But there’s a true story about the railroad that has all but been forgotten. It’s the true story of Blind Tom, the lead horse used by the Union Pacific to build railroad when the crew began laying track from Omaha in the spring of 1866.
The sightless gelding became famous in his own way—so much so that when journalists telegraphed the railroad camps to find out how much track had been laid in any given week, they merely asked, “Where’s Blind Tom today?”
Tom even attended the Golden Spike ceremony in Promontory, Utah in May 1869 when the Central Pacific and Union Pacific met, joining the two railroads that now spanned the country like a giant zipper across the land.

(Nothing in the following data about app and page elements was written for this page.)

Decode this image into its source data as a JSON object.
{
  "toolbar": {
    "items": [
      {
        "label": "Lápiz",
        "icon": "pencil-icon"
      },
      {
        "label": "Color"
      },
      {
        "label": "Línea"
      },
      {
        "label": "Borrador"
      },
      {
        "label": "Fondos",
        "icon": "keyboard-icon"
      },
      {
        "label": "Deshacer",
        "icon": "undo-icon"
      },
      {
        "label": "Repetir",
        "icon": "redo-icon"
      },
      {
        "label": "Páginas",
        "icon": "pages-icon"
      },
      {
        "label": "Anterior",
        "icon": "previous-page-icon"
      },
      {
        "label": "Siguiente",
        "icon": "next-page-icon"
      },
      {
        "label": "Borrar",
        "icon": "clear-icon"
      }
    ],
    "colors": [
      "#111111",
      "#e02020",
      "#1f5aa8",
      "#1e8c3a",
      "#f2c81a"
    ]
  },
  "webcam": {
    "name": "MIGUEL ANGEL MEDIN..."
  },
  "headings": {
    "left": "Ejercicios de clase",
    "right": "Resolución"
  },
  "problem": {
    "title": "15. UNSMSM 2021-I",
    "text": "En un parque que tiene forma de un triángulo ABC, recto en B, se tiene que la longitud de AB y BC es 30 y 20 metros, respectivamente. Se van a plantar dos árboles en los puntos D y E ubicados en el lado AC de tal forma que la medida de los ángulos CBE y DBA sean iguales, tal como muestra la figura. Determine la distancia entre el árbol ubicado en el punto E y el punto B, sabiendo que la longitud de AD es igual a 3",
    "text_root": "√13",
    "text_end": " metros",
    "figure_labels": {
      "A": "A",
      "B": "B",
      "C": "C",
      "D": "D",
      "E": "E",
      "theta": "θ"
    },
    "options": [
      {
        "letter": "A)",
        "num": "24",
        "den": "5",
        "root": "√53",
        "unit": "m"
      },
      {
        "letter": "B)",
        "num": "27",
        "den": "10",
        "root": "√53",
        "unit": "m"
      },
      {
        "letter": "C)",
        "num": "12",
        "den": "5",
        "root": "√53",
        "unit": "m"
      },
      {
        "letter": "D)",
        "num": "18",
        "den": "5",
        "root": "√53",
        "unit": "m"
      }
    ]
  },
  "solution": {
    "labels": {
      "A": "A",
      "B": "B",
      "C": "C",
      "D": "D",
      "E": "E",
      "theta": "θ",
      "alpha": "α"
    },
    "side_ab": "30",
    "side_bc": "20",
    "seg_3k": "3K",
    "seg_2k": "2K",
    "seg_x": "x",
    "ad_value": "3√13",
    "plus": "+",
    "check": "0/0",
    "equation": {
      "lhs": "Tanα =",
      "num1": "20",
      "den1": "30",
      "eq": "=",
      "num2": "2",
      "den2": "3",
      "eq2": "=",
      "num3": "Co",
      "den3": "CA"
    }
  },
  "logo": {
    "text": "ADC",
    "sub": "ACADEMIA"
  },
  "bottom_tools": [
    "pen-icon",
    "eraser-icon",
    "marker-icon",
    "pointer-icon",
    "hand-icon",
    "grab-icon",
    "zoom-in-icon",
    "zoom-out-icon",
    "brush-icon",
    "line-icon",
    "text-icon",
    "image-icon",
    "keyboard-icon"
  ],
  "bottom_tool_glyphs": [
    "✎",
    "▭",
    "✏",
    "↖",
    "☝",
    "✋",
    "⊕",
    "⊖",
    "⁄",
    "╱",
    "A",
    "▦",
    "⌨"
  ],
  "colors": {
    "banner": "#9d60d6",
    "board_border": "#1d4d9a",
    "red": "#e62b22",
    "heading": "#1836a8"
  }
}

I was so entranced by this little tidbit of American history that I wrote a book for children about Blind Tom.
To learn more about the annual re-enactment of the Golden Spike Ceremony, visit the Golden Spike Historic Site in Utah or their website at http://www.nps.gov/gosp/learn/kidsyouth/re-enactment-script-grades-4-6.htm
Have you ever heard of Blind Tom?